Being Affirming is a diverse expression of safety, affirmation, and love. Thank you to Artemis, Young United, and Crossways in Common for being a living reminder of that.

First-St. Andrew’s United Church First Annual Pride Parade Party

First-St. Andrew’s United Church in London, ON became Affirming this year, and launched their public work in style. Anne Cummings of the congregation’s LGBTQ Committee writes,
“What a grand time we had at the first annual Pride Parade Party on the lawn of First-St. Andrew’s United Church in London, Ontario on July 26. Because the route for London’s Pride Parade passed in front of our church, this event was organized as a way to welcome community members to our church. Some members of other United churches in the area also joined us. A hotdog lunch was served and it is estimated that we fed about 150 people. We asked for a freewill donation for the lunch with the proceeds going to the Regional HIV/AIDS Connection in London. A festive atmosphere was created with games for the children that included water, face paint, and lots of movement.

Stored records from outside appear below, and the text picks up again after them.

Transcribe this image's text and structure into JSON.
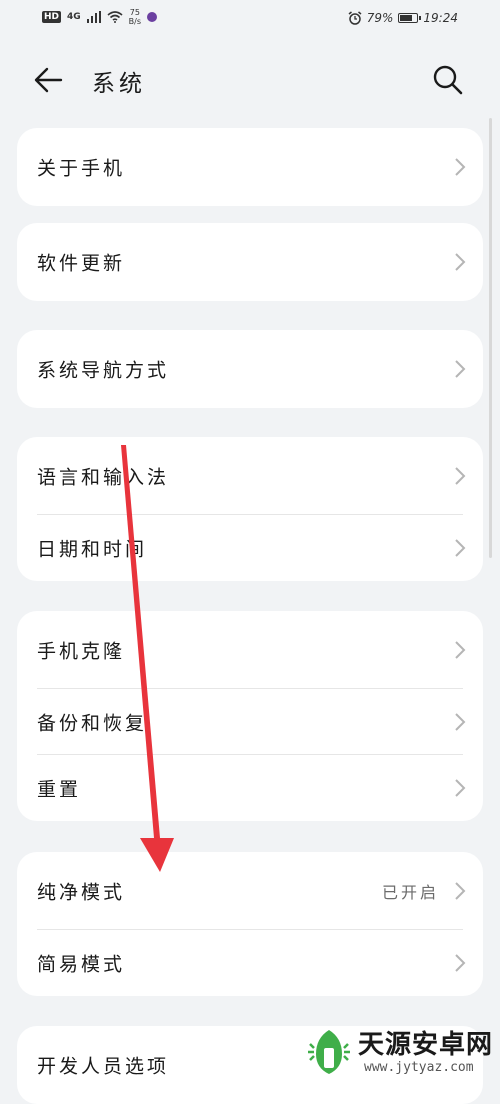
{
  "status_bar": {
    "hd": "HD",
    "network": "4G",
    "speed_value": "75",
    "speed_unit": "B/s",
    "battery_pct": "79%",
    "battery_level": 0.79,
    "time": "19:24"
  },
  "header": {
    "title": "系统",
    "back_icon": "back-arrow-icon",
    "search_icon": "search-icon"
  },
  "cards": [
    {
      "items": [
        {
          "label": "关于手机"
        }
      ]
    },
    {
      "items": [
        {
          "label": "软件更新"
        }
      ]
    },
    {
      "items": [
        {
          "label": "系统导航方式"
        }
      ]
    },
    {
      "items": [
        {
          "label": "语言和输入法"
        },
        {
          "label": "日期和时间"
        }
      ]
    },
    {
      "items": [
        {
          "label": "手机克隆"
        },
        {
          "label": "备份和恢复"
        },
        {
          "label": "重置"
        }
      ]
    },
    {
      "items": [
        {
          "label": "纯净模式",
          "value": "已开启"
        },
        {
          "label": "简易模式"
        }
      ]
    },
    {
      "items": [
        {
          "label": "开发人员选项"
        }
      ]
    }
  ],
  "watermark": {
    "name": "天源安卓网",
    "url": "www.jytyaz.com"
  },
  "colors": {
    "background": "#f1f3f5",
    "card": "#ffffff",
    "annotation_arrow": "#e8343c"
  }
}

First-StAndrewsUCLondon-churchPridesign2015Once the parade reached our lawn, our youth were busy giving cups of lemonade and water to the marchers who were very appreciative because of the heat on the parade route. We also welcomed the marchers with our church sign which read, “We are a welcoming church with reserved seats for all. We are inclusive and affirming. This week we celebrate gay pride.”

Marching with our church banner were 16 of our members, including our Reverend Michelle Down. Many of the marchers wore church t-shirts with the rainbow Affirm logo on the front, our church logo on the back, and the words, “Welcoming All.” Our contingent was led by a car that was decorated with rainbow coloured balloons and had a playlist of joyous, affirming songs booming from the speakers. Plans are already underway for a bigger and better lawn party for next year’s Pride Parade.”